Following the recent resignation of women’s track and field head coach Bev Kearney, several questions regarding the timing of the incident remain.
Kearney admitted in late October to having “an intimate consensual relationship” in 2002 with “a student-athlete in [the] program,” according to a statement from Patricia Ohlendorf, the University’s vice president for legal affairs.
Kearney’s relationship with the adult student-athlete began about 10 1/2 years ago and ended about eight years ago.
Kearney resigned Jan. 5 after being notified that the University was prepared to begin the termination process.
“You know, you get caught up in the emotional and the physical components of a relationship, and the last thing you’re doing is thinking rationally,” Kearney said in a Jan. 8 interview on the CNN program, “Starting Point with Soledad O’Brien.”
Kearney admitted to the previous relationship after it was brought to the attention of the athletic department in October by the still unrevealed former student-athlete involved. The University then placed Kearney on paid administrative leave as it further investigated the matter before she resigned later on.
According to the University’s Handbook of Operating Procedures, “the University strongly discourages consensual relationships between supervisors and subordinates, teachers and students and advisors and students.” The policy goes on to say that a failure to report the relationship “will be subject to disciplinary action, up to and including termination.”
The University implemented the policy in November 2001, about a year before the start of the relationship. But Kearney’s attorney Derek Howard said that the University’s reasoning for firing Kearney made no mention of the policy.
“[The University] doesn’t mention [Kearney’s] failure to report the relationship as the reason for firing her,” Howard said. “It’s because she had the relationship, period.”
In her statement, Ohlendorf said the relationship was “unprofessional and crosses the line of trust placed in the head coach for all aspects of the athletic program and the best interests of the student-athletes on the team.”
Kearney told CNN that while she was unaware of the policy to begin with, the disclosure part was never the reason for her termination.
“I said then, ‘Has everyone else been terminated as a point of reference of having had a relationship?’ and the answer was ... ‘We don’t view those the same as yours.’”
There are also several questions regarding the timing of the firing. According to a Nov. 30 story by The Associated Press, Kearney was up for a raise. Chris Plonsky, women’s athletics director, emailed President William Powers Jr. on Sept. 24 to request the raise, which would have brought Kearney’s base salary up from $270,000 per year plus bonuses to $397,000 per year plus bonuses in 2012-13. By 2017, her base salary would have been up to $475,000 per year. Plonsky said in the email that the raise would put her among the top three highest compensated track coaches in the nation.
Contracts need to be approved by the UT System Board of Regents, and Kearney’s contract was set to be on the board’s October agenda until being pulled by administrators, according to the story.
Howard said he believes the revelation of the relationship and the timing of Kearney’s proposed raise are not unrelated.

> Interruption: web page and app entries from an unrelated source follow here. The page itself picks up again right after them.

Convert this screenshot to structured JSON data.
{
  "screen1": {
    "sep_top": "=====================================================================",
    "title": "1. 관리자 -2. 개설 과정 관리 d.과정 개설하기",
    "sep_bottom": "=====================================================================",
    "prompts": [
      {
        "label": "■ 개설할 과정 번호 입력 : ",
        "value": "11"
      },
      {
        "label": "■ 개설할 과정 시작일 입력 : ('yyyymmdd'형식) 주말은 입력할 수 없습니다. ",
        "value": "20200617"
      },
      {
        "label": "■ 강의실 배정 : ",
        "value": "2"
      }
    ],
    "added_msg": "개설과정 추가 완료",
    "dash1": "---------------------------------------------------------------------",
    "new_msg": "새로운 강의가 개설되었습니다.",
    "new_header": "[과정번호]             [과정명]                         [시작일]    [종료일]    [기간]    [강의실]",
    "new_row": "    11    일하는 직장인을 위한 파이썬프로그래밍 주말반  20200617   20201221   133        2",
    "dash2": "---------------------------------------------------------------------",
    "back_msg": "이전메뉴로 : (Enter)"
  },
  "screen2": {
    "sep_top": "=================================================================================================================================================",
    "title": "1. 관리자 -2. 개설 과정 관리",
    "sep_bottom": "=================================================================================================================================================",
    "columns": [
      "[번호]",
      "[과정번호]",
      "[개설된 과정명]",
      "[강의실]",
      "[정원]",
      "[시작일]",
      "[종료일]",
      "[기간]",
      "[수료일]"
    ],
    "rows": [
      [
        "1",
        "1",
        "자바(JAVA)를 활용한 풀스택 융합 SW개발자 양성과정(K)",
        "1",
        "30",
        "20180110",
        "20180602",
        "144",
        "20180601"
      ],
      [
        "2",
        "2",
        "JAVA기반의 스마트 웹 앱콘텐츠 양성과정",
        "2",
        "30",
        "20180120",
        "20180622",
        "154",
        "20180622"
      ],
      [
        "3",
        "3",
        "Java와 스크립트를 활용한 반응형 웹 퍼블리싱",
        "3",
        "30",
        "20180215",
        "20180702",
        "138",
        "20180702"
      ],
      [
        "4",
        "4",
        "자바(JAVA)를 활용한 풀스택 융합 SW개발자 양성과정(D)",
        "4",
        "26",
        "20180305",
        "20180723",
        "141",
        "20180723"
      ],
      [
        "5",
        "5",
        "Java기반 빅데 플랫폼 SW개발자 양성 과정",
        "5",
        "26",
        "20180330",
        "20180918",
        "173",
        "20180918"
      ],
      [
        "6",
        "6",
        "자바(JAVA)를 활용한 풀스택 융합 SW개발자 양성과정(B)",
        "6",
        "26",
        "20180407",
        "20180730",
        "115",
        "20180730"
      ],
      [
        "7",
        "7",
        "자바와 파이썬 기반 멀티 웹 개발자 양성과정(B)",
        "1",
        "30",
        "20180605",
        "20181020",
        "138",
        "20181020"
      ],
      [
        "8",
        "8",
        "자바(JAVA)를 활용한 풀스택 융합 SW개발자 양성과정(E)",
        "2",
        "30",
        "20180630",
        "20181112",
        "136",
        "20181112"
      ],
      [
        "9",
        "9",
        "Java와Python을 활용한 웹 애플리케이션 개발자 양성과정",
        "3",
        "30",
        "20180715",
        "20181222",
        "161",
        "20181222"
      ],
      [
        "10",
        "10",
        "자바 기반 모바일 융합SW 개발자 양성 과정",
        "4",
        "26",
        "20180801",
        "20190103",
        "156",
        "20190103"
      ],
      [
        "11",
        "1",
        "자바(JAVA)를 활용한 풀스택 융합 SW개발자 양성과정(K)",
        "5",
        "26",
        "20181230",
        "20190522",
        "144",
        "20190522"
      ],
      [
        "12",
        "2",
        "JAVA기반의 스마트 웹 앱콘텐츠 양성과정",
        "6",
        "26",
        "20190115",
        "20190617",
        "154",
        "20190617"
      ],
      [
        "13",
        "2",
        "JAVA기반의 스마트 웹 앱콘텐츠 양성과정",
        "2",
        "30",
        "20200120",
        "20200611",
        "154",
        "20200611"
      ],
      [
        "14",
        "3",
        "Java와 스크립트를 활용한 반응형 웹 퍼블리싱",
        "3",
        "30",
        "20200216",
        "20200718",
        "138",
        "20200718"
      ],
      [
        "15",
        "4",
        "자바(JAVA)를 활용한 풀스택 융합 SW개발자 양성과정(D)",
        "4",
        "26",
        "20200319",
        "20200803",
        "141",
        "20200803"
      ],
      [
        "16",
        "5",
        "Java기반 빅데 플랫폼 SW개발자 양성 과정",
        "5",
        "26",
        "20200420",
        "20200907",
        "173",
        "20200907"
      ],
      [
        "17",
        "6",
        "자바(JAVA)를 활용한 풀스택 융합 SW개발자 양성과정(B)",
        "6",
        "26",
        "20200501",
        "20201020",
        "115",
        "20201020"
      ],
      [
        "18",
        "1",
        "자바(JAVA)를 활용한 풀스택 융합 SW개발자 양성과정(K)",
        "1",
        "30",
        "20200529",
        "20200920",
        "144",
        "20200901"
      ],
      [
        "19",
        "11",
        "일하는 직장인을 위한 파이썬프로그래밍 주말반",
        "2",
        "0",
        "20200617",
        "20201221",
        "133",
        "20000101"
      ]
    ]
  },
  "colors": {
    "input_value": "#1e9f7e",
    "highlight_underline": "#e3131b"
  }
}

“We don’t think it was a coincidence,” Howard said. “We do believe there was a motivation to do that.”
Howard said he and Kearney are discussing legal options, which could include a discrimination lawsuit that would not only examine relationships between head coaches and student-athletes but relationships between students and other University employees, including faculty members.
Kearney was the women’s track and field head coach since 1993, leading the Longhorns to six national championships — three indoor and three outdoor — during her 20-year tenure. She was named her conference’s coach of the year 16 times and guided Texas to 14 straight top-10 finishes at the NCAA Outdoor Championships between 1994 and 2007, a previously unprecedented feat.
Kearney had been in a car accident in 2002 and suffered spinal injuries. She had to learn how to walk again, and her story and perseverance have been widely covered by local and national media outlets. Up until her firing, 2012 was a year filled with accomplishments for Kearney including being recognized as one of CNN’s “Breakthrough Women,” sharing the stage with Michelle Obama at the BET Honors gala and watching eight of her former student-athletes compete in the summer Olympics.
Kearney has not been given any opportunity to speak with the team, Howard said. Rose Brimmer, who spent eight seasons as an assistant coach under Kearney, will take over as interim head women’s track and field coach, while Stephen Sisson, who has been an assistant women’s track and field coach at Texas since 2006, will take on “expanded duties.” The athletic department did not respond to a question on whether it had begun its search for a new head coach.